Assessing Protection Claims at Airports: Developing procedures to meet international and domestic obligations by Regina Jefferies, Daniel Ghezelbash and Asher Hirsch (September, 2020), Kador Centre for Refugee Law. This Policy Brief critically analyses the legal and operational framework for handling protection claims made by people at Australian airports in light of Australia’s international protection obligations. It also examines the domestic legal framework which is claimed to provide the basis for airport screening procedures and through which Australia’s protection obligations are supposed to be given effect. This Policy Brief finds serious issues concerning transparency, legality and accountability, which require better Parliamentary intervention and oversight. Read here, or watch summary video here.
Nguyen, M. (2020). Why Migrants Stay in Small and Mid-Sized Canadian Cities: Towards a New Analytical Framework Using a Life Course Approach. Ryerson Centre for Immigration and Settlement and the CERC in Migration and Integration Working Paper. This paper proposes an analytical framework to study immobility that centres migrants’ lived experiences and aspirations, using a life-course approach. The author argues that, asking why migrants stay, as opposed to why they leave, allows migration researchers to better understand the nuanced ways in which migrants form decisions to move to, stay in, build their lives in specific cities over time, in destination countries. Read here.
Olakpe, O. (2020). Undocumented Migrant Communities in Cities: Negotiating Legal and Legitimate Status from Below. Ryerson Centre for Immigration and Settlement and the CERC in Migration and Integration Working Paper. This paper examines the literature on cities, citizenship and performative rights claiming through the lens of undocumented migrant status, using ethnographic research of the Nigerian community in the city of Guangzhou, China as an example. This paper unpacks the ways in which undocumented migrants exhibit citizenship, belonging and agency from below to demonstrate the different meanings and manifestations of agency, marginality and asymmetries of power in big cities in the Global South. Read here.
News reports and blog posts
Policies should better support people trapped in long-term refugee situations by Carolien Jacobs and Nuno Ferreira (September 10, 2020), The Conversation. This article explores the experiences and solutions for protracted displaced populations around the world. It is based on the examination of international and host country policies and their limitations to adequately address the challenges posed by forced displacement across the world. The authors outline the incorrect focus of national initiatives and provide alternative solutions. Read here.
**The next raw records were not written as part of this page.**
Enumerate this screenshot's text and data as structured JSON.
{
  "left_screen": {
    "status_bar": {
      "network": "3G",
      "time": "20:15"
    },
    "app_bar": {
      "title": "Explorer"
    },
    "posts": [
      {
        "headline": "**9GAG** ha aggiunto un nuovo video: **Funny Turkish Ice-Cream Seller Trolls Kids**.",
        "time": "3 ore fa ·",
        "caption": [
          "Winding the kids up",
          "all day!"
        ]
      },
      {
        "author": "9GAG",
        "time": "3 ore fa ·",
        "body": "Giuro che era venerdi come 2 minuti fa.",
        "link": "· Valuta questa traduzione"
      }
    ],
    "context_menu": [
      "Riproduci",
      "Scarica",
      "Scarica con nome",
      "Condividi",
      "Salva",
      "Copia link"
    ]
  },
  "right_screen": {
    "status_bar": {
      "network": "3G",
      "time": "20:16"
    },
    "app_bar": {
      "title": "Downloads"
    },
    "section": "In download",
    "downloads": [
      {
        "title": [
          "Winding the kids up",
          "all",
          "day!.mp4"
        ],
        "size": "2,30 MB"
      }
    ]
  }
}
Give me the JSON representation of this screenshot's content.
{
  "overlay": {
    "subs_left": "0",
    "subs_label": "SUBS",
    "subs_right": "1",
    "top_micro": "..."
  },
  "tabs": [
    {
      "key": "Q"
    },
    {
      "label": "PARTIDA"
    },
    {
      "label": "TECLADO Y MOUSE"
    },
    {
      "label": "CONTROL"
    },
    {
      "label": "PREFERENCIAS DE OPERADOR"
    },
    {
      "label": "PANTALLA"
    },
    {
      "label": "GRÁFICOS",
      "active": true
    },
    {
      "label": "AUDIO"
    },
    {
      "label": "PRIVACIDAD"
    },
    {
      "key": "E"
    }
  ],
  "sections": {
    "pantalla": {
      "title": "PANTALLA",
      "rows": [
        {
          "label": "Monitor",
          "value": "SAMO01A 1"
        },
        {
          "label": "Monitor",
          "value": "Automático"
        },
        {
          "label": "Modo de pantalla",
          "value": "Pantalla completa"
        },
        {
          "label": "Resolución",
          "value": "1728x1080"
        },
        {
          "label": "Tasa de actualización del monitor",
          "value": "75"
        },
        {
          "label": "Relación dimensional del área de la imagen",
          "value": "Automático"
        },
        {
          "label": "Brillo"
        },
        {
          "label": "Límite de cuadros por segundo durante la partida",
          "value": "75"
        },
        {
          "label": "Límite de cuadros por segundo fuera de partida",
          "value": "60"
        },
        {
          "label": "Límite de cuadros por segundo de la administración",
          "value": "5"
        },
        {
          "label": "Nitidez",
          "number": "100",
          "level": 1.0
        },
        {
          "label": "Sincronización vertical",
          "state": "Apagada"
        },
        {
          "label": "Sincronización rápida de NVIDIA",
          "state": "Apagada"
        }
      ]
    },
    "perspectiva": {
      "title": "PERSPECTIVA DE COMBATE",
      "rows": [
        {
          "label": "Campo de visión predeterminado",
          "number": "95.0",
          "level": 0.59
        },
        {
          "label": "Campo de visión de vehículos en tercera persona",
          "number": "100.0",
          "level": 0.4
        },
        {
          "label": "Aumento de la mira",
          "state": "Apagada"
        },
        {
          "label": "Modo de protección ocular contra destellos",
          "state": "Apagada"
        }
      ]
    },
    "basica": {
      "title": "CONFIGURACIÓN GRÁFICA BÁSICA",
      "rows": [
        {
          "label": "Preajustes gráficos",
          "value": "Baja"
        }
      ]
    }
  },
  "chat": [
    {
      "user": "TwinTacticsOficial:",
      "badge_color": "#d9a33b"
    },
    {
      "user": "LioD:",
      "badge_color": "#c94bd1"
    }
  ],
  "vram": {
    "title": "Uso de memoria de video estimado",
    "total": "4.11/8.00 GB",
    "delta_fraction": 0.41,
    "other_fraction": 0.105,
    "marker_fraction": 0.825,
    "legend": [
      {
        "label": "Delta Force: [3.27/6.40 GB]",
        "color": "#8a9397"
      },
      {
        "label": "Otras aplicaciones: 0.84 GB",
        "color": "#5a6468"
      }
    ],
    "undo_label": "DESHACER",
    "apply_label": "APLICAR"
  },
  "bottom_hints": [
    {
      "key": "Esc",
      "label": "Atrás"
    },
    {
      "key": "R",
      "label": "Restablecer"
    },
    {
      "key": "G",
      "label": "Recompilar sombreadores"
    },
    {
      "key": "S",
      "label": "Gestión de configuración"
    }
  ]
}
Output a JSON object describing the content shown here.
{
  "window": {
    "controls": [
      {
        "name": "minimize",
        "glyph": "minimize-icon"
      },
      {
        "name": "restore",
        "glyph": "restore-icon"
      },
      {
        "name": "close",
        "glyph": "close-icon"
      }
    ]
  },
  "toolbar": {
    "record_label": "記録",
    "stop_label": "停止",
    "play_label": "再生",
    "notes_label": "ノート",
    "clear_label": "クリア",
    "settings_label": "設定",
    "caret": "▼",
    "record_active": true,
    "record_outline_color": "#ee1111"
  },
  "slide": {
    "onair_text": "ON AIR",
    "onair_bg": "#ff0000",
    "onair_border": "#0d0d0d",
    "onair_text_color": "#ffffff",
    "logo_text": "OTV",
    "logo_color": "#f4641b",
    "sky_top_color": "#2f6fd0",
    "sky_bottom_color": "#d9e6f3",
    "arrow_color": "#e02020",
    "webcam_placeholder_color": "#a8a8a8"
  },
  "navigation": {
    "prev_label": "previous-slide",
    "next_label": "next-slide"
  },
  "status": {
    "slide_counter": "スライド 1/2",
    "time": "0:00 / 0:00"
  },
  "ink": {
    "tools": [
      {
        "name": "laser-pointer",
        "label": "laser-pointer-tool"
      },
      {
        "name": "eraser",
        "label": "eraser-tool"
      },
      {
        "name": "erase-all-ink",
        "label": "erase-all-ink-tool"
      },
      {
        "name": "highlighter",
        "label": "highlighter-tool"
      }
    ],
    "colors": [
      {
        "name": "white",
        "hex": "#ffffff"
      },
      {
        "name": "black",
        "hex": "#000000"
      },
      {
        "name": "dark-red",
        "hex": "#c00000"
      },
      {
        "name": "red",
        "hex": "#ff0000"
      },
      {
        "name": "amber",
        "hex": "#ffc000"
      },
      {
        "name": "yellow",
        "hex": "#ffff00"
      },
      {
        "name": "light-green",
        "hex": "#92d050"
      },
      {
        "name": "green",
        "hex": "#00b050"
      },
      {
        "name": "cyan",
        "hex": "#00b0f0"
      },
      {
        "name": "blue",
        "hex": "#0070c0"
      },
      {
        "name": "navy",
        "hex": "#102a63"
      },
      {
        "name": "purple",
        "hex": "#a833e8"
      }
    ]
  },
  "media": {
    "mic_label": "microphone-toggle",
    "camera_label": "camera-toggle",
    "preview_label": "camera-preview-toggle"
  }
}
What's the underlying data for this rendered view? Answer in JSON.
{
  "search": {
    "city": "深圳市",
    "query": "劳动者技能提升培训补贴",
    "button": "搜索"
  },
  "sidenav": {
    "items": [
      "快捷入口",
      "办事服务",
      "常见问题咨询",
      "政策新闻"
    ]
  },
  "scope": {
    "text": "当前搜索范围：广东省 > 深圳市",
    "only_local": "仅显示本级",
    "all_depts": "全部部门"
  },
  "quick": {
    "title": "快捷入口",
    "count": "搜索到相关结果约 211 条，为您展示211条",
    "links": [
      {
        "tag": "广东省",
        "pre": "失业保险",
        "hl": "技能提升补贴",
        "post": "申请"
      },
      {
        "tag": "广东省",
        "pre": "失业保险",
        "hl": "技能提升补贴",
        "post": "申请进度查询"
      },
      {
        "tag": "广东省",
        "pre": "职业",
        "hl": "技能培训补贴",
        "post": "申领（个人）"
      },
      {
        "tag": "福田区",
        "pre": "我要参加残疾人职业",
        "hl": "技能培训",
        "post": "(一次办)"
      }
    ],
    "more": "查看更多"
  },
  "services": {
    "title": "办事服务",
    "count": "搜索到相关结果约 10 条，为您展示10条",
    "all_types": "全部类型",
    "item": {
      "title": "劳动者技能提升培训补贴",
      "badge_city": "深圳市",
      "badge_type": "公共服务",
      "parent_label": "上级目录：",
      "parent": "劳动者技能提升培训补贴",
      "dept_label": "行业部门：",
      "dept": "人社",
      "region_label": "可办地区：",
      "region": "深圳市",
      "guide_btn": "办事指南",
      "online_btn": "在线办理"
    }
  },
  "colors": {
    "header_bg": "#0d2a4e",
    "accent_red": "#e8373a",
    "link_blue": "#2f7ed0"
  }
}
Jordan returns refugees to desolate Syrian border camp, rights groups cry foul by Madeline Edwards (September 16, 2020). The New Humanitarian. Jordan has been sending refugees back to Syria for years, but this is the first time it has been accused of forcible transfers to the desert no man’s land, known as Rukban. The news report outlines the experience of living in the dessert camps as well as Jordan’s legal obligation to grant refugees a fair trial. Read here.
Digital and social media
Virtual Event: Rust & Reinvention: International Migration and Urban Change in the American Rust Belt (October 22, 2020, 1:00 – 2:30 PM EST). Balsillie School of International Affairs. Dr. Pottie-Sherman’s talk highlights the limitations of the singular spatial imaginary of the Rust Belt as a region associated with loss of industry, population, and status. Rather, she illustrates the rich, complex, and tangled contemporary spatial nuances associated with international migration in this region. These spatial nuances are complicated by increasingly exclusionary immigration policy and rhetoric at the federal level since January of 2017. Register here.
This post was originally published on Refugee Research Network.